Where was I? Listening to my eleven year old cousin excitedly tell my sister cheats on her Playstation as they squeal together in excitement while they venture through this fantasy world. I can't see them, but I can hear them through the thin walls. They keep me up until some ungodly hour in the morning. It is our last night in New Zealand and it is one of the few times that I think that this little girl is truly happy. Her older brothers are often together, grunting as a forms of communication while they are glued to their world champion boxing game on PS3. And then there's her. She's eleven and although I remember abandoning my soft toys before I was her age, I often see her hugging a withered woollen rabbit. She often keeps a false pretence of happiness before us, which barely shields her evident sadness. This girl is lonely and something is wrong. We discover just what later. However it is now, more than ever that I am thankful for my sister.

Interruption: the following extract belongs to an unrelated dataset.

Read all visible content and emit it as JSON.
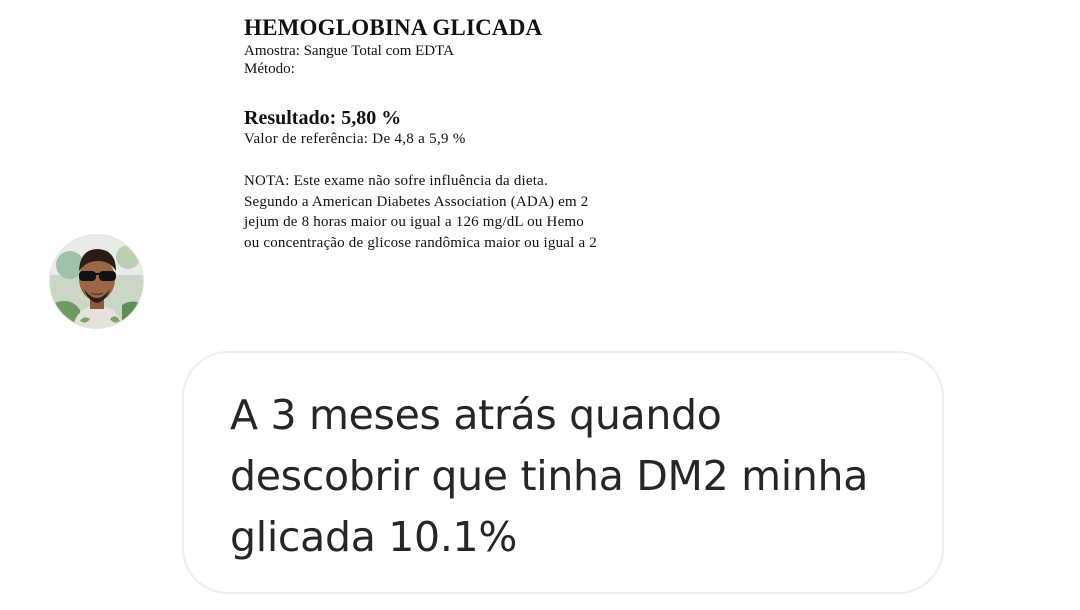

Where was I? In a shopping centre, with my mother and sister, struggling not to cry. We are finally back in Brisbane and as our internet at home likes to shit itself occasionally, we are forced to pursue the wonders of free wifi in public places. Usually we would have waited the revival of our interwebs but it is today that university offers come. My future is in cyberspace. So while my family has left me alone to discover my fate, I click away and discover it. It is an offer that I already know I have, from the email I received earlier. Yet I didn't know who from and what it was for and it is now that it is staring back at me from behind a glass screen. It is not the offer I wanted. I told myself it wouldn't happen, I tried to protect myself, but nothing could have softened this sting. Later, my mother is slow to move, slow to understand why I want to go home NOW. I blurt it out to my family, as I am failing to fake satisfaction. Although there are strangers surrounding us and I am striving against it, the tears come. While my sister holds me, my mum is horrendous at comforting me, just as she always has been. She doesn't understand and it takes her too long to succumb to my request to leave. I don't really know why I am crying - just maybe it's that I have never wanted anything more.

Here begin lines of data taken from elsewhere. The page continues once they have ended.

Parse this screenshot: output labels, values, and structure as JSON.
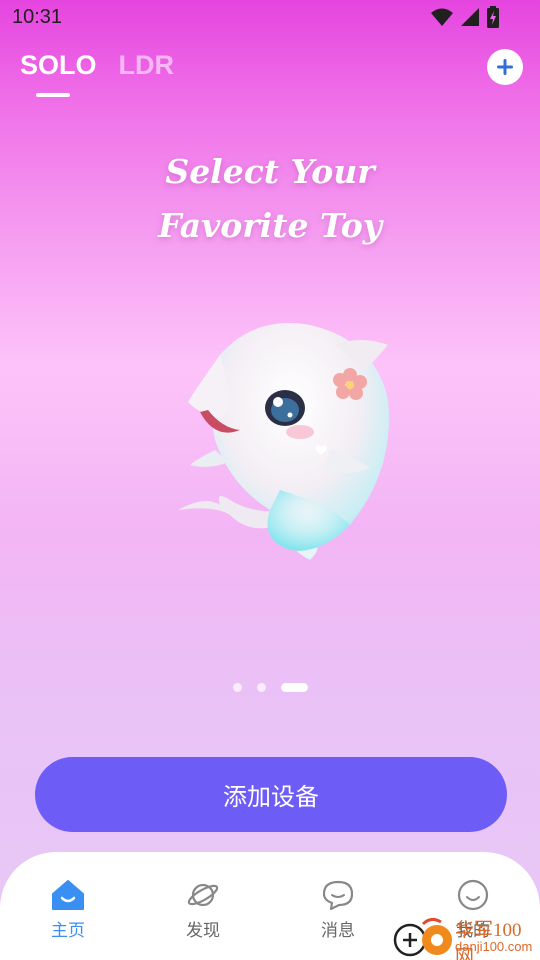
{
  "status_bar": {
    "time": "10:31"
  },
  "tabs": [
    {
      "label": "SOLO",
      "active": true
    },
    {
      "label": "LDR",
      "active": false
    }
  ],
  "headline": {
    "line1": "Select Your",
    "line2": "Favorite Toy"
  },
  "carousel": {
    "total": 3,
    "active_index": 2
  },
  "primary_button": {
    "label": "添加设备"
  },
  "bottom_nav": [
    {
      "label": "主页",
      "icon": "home-icon",
      "active": true
    },
    {
      "label": "发现",
      "icon": "planet-icon",
      "active": false
    },
    {
      "label": "消息",
      "icon": "chat-bubble-icon",
      "active": false
    },
    {
      "label": "我的",
      "icon": "smiley-icon",
      "active": false
    }
  ],
  "watermark": {
    "brand": "华军100网",
    "url": "danji100.com"
  },
  "colors": {
    "accent_button": "#6e5cf6",
    "nav_active": "#3a8ff2",
    "nav_inactive": "#666666",
    "add_icon": "#2f6fd6"
  }
}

Where was I? Sitting behind my mac, typing furiously away. I hadn't blogged since last year. I had it in mind to be a better blogger in 2013. How so? With more substantial stuff, with stuff that is just more interesting, with stuff that I really do care for and mull over. I opened my laptop and I just let my fingers articulate the first thoughts in my head. They were of the last few weeks and of the weeks to come. I am now reconciled and ready to see that this year is perhaps maybe as memorable as it's successor, if not more. I hope. Could it be that the years are becoming shorter? I am only five months shy of 18 years old and already I feel that I am being swept into a perplexing cosmos where time is growing shorter and exponentially gains more value as it does so. Speak of the devil, it is past midnight here. I am working at my receptionist job in eight and a half hours.
Where was I? Bidding you adieu in the ending of this post. Until next time dear reader, I will be here.